Drive maps can be permanent or temporary:
Permanent Map: To map a drive so you can use it every time you log in, place a map command in your Novell Client login script, or use the mapping functionality of your client operating system and enable it to reconnect at login. The network drive is remapped every time you log in.
Temporary Map: To map a drive so you can use it only during your current session, use the map command from a system prompt, or use the mapping functionality of your client operating system.
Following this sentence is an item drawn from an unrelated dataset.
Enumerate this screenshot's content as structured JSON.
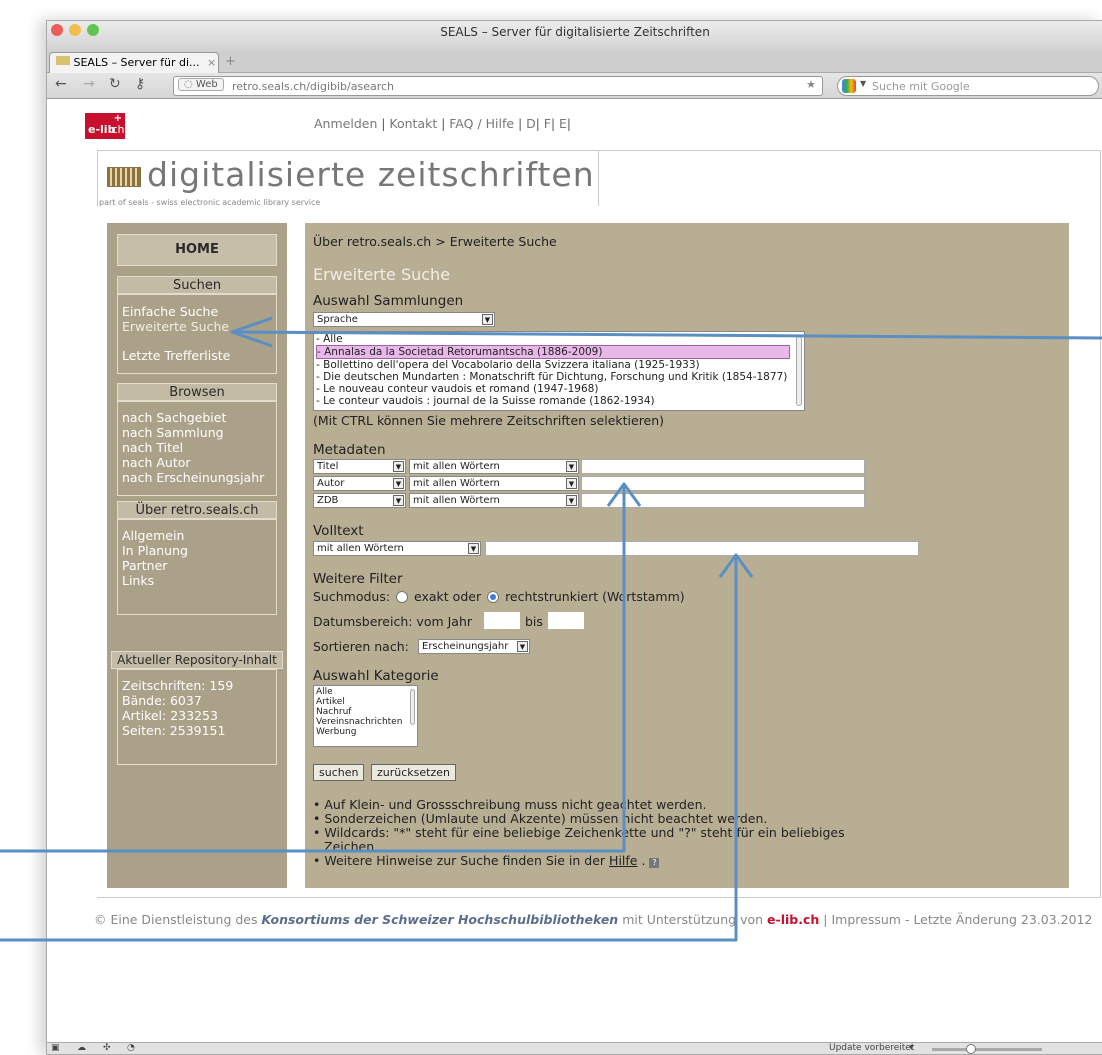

The network drive map is valid only until you log out.option in the Novell Client, use the NetWare
NetWare recognizes three types of drive mappings:
For information about how to use the NetWare map command, see the following:
You create local drive maps to establish directory paths to local storage media such as your workstation disk drives, CD drives, Zip* drives, USB drives, and floppy disk drives.
Typically, the lastdrive command in your DOS configuration settings on a Windows computer is set to end with drive E: (lastdrive=e), or with the last drive specification in use on your system. Typically, drives C: through E: are used for local drives, but you can assign more drive letters, if needed, by modifying the lastdrive command.
To change this default, use a text editor to add or modify the DOS lastdrive command in your workstation config.sys file. For example:
Network drive maps point to volumes and directories on the network where you have access rights. Typically, drives F: through Z: are used for network drive maps on your Windows computer. Each user can map drive letters to different directories.
Network-search drive maps point to directories that contain frequently used files such as applications files. This map enables the system to locate an application file even if it is not located in the directory where you are working.
Network-search drive maps are numbered, although they also have drive letters. For example, a network-search drive 1 (or s1) can also be known as network drive Z:.
You can map up to 16 network-search drives, beginning with drive letter Z: (s1) and moving backwards through the alphabet to K: (s16). You cannot map a network-search drive and a regular network drive to the same drive letter.
If you request a file that the system cannot find in your current directory, the system looks in every directory where a network-search drive is mapped. The system searches, following the numerical order of the search drives, until the program file is found or cannot be located.
Network-search drive maps are not supported on IBM OS/2 workstations. The search functionality is provided with the OS/2 path, libpath, and dpath commands in the config.sys file.